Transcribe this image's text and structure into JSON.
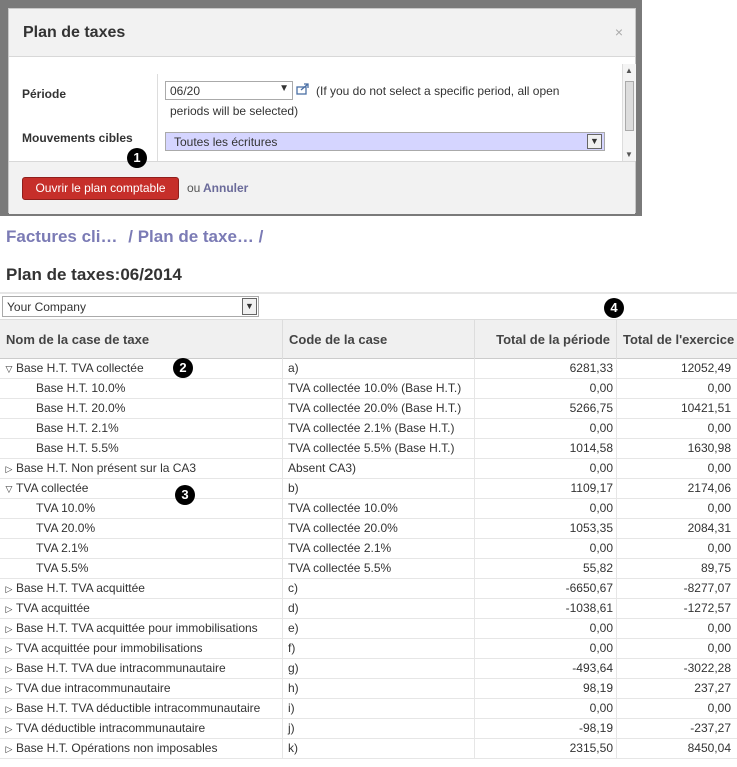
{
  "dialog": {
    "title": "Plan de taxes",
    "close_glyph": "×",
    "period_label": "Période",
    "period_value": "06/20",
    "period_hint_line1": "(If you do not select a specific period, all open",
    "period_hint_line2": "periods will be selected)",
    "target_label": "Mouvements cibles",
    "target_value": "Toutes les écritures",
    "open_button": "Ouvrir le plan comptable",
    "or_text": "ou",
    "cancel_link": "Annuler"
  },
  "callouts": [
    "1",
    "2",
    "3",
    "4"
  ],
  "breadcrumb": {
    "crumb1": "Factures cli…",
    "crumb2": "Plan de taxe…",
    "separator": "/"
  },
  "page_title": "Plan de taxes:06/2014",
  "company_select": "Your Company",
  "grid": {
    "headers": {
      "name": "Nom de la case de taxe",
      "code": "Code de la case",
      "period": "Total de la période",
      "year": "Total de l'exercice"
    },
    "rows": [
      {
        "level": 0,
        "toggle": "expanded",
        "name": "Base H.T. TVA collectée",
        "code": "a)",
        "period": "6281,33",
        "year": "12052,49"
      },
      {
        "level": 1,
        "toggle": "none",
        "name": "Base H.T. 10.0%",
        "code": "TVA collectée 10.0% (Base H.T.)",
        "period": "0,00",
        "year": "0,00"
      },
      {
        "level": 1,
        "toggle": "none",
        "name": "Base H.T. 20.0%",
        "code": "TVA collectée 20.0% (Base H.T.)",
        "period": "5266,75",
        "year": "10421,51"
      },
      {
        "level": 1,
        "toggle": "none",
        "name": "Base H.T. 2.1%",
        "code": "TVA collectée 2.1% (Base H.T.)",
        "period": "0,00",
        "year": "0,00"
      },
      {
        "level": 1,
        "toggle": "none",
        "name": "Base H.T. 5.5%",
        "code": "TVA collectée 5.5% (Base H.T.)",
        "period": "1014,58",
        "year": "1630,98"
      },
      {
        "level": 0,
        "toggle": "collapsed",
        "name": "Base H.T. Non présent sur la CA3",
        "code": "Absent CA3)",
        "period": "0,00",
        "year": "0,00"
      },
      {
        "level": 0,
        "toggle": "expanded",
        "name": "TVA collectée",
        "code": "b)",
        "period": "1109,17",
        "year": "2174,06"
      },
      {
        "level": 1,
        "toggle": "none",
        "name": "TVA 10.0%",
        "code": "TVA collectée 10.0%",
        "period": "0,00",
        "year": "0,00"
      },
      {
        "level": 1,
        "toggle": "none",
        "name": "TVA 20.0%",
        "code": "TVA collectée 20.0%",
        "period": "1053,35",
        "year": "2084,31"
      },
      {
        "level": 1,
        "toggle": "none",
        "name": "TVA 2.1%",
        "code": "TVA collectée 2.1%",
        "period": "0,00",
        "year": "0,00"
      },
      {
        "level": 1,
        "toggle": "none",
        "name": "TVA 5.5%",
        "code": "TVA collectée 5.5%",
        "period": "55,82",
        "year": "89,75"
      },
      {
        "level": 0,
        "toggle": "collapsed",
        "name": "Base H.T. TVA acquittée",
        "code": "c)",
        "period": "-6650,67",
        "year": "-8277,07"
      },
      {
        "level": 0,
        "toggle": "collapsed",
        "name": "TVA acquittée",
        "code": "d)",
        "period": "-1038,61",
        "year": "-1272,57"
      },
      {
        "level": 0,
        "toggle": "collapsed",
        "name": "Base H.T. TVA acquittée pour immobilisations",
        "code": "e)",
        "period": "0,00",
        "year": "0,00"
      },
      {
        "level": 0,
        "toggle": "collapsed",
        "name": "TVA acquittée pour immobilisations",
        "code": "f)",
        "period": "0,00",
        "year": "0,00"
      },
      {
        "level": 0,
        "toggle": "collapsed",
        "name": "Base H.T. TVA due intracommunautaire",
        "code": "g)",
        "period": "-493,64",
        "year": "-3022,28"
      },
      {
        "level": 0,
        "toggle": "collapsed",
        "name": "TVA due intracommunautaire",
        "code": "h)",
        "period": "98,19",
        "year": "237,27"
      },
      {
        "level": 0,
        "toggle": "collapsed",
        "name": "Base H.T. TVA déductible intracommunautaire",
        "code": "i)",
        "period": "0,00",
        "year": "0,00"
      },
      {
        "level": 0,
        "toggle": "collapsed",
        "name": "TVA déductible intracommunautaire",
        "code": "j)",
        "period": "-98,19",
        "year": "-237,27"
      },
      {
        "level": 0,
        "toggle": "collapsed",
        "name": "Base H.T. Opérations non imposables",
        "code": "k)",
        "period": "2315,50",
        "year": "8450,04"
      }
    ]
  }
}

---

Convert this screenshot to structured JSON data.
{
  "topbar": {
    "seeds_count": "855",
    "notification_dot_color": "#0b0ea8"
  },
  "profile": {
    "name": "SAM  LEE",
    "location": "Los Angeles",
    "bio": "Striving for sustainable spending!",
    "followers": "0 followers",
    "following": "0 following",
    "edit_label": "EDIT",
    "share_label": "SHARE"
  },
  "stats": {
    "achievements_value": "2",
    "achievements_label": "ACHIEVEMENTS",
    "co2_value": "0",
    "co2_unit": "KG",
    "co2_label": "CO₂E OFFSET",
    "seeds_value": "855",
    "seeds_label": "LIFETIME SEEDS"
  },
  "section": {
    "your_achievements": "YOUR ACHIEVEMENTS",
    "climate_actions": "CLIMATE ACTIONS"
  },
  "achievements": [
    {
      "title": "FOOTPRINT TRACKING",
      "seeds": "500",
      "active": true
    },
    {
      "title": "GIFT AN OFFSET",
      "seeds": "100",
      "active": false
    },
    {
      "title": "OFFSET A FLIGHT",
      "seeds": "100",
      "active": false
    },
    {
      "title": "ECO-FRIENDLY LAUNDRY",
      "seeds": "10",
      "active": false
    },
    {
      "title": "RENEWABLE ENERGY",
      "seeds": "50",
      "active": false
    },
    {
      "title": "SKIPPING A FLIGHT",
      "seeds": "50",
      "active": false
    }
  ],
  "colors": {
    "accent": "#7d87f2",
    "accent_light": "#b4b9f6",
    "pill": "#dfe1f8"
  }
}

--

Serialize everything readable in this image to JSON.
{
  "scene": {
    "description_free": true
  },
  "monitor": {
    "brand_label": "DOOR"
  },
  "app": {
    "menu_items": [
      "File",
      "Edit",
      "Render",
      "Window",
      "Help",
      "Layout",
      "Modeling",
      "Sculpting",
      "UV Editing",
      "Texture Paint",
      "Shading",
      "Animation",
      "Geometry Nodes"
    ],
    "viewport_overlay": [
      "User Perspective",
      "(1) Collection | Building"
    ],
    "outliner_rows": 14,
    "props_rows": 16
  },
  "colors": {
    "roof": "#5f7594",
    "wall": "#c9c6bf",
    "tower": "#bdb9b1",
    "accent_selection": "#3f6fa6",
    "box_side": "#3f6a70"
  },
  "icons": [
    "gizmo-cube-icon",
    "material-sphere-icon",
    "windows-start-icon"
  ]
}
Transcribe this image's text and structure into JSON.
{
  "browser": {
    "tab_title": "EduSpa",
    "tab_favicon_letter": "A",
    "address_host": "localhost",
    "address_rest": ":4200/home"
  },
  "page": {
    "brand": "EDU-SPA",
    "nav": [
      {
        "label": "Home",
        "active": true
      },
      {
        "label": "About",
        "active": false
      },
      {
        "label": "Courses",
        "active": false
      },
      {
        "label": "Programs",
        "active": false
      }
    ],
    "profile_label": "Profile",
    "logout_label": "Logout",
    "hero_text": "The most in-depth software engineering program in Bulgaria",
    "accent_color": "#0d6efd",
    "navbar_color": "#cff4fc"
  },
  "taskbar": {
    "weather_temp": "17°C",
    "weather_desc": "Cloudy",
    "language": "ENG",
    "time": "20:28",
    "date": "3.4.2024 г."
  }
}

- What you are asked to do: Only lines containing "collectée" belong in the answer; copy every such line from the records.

- Task result:
        "name": "Base H.T. TVA collectée",
        "code": "TVA collectée 10.0% (Base H.T.)",
        "code": "TVA collectée 20.0% (Base H.T.)",
        "code": "TVA collectée 2.1% (Base H.T.)",
        "code": "TVA collectée 5.5% (Base H.T.)",
        "name": "TVA collectée",
        "code": "TVA collectée 10.0%",
        "code": "TVA collectée 20.0%",
        "code": "TVA collectée 2.1%",
        "code": "TVA collectée 5.5%",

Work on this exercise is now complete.